## What is being asked
Omitting the pictures, output all of the records precisely as written.

## Provided data
-- -- --

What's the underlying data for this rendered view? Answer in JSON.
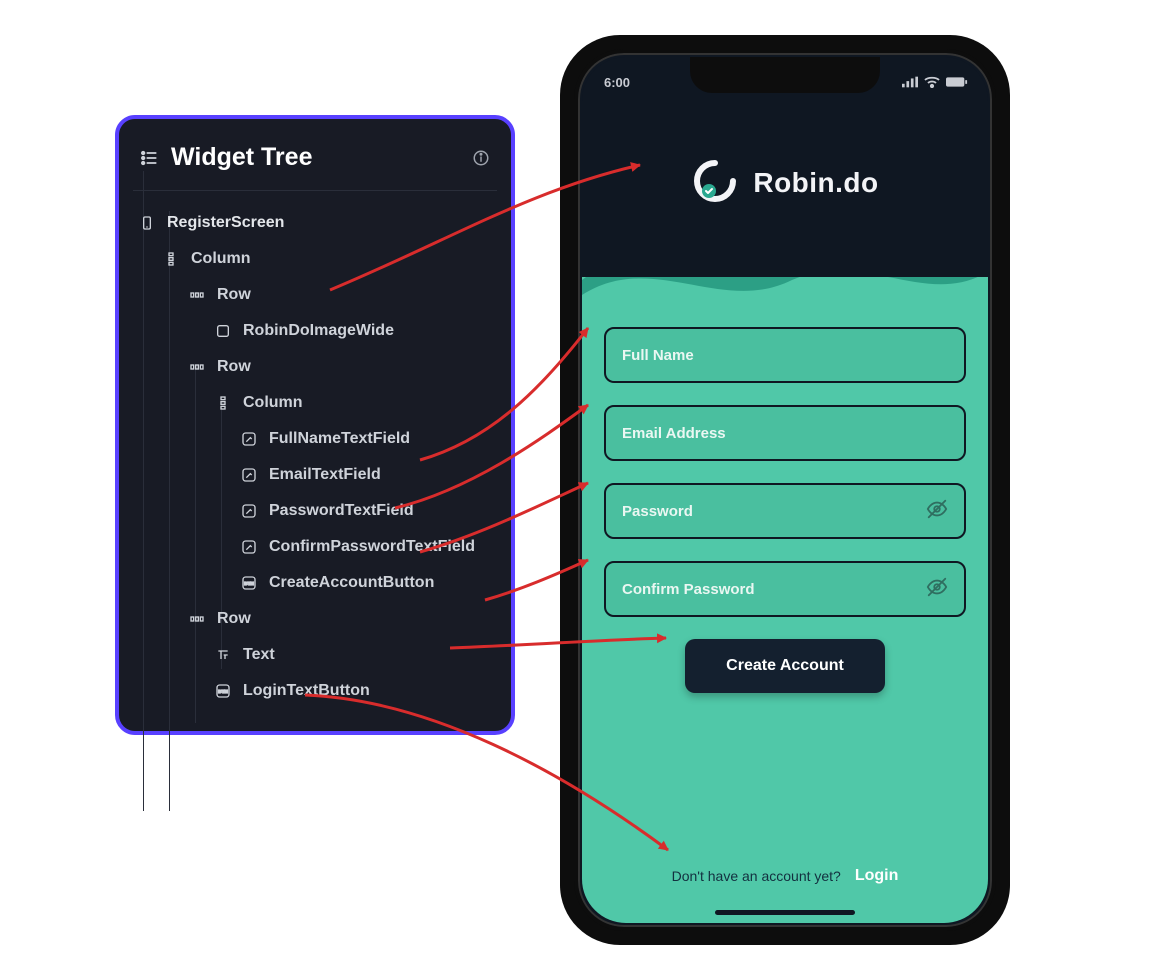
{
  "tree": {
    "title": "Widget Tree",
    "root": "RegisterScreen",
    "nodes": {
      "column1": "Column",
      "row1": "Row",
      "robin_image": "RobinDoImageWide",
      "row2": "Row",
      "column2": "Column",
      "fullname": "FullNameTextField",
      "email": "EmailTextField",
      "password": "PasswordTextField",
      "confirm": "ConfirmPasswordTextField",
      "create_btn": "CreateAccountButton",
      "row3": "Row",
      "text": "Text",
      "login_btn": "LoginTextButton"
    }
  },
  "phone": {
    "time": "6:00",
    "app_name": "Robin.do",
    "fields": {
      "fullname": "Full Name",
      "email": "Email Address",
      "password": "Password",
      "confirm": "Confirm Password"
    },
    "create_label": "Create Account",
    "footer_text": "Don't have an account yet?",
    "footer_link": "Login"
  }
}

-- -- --

## Exercise solution
What's the underlying data for this rendered view? Answer in JSON.
{
  "tree": {
    "title": "Widget Tree",
    "root": "RegisterScreen",
    "nodes": {
      "column1": "Column",
      "row1": "Row",
      "robin_image": "RobinDoImageWide",
      "row2": "Row",
      "column2": "Column",
      "fullname": "FullNameTextField",
      "email": "EmailTextField",
      "password": "PasswordTextField",
      "confirm": "ConfirmPasswordTextField",
      "create_btn": "CreateAccountButton",
      "row3": "Row",
      "text": "Text",
      "login_btn": "LoginTextButton"
    }
  },
  "phone": {
    "time": "6:00",
    "app_name": "Robin.do",
    "fields": {
      "fullname": "Full Name",
      "email": "Email Address",
      "password": "Password",
      "confirm": "Confirm Password"
    },
    "create_label": "Create Account",
    "footer_text": "Don't have an account yet?",
    "footer_link": "Login"
  }
}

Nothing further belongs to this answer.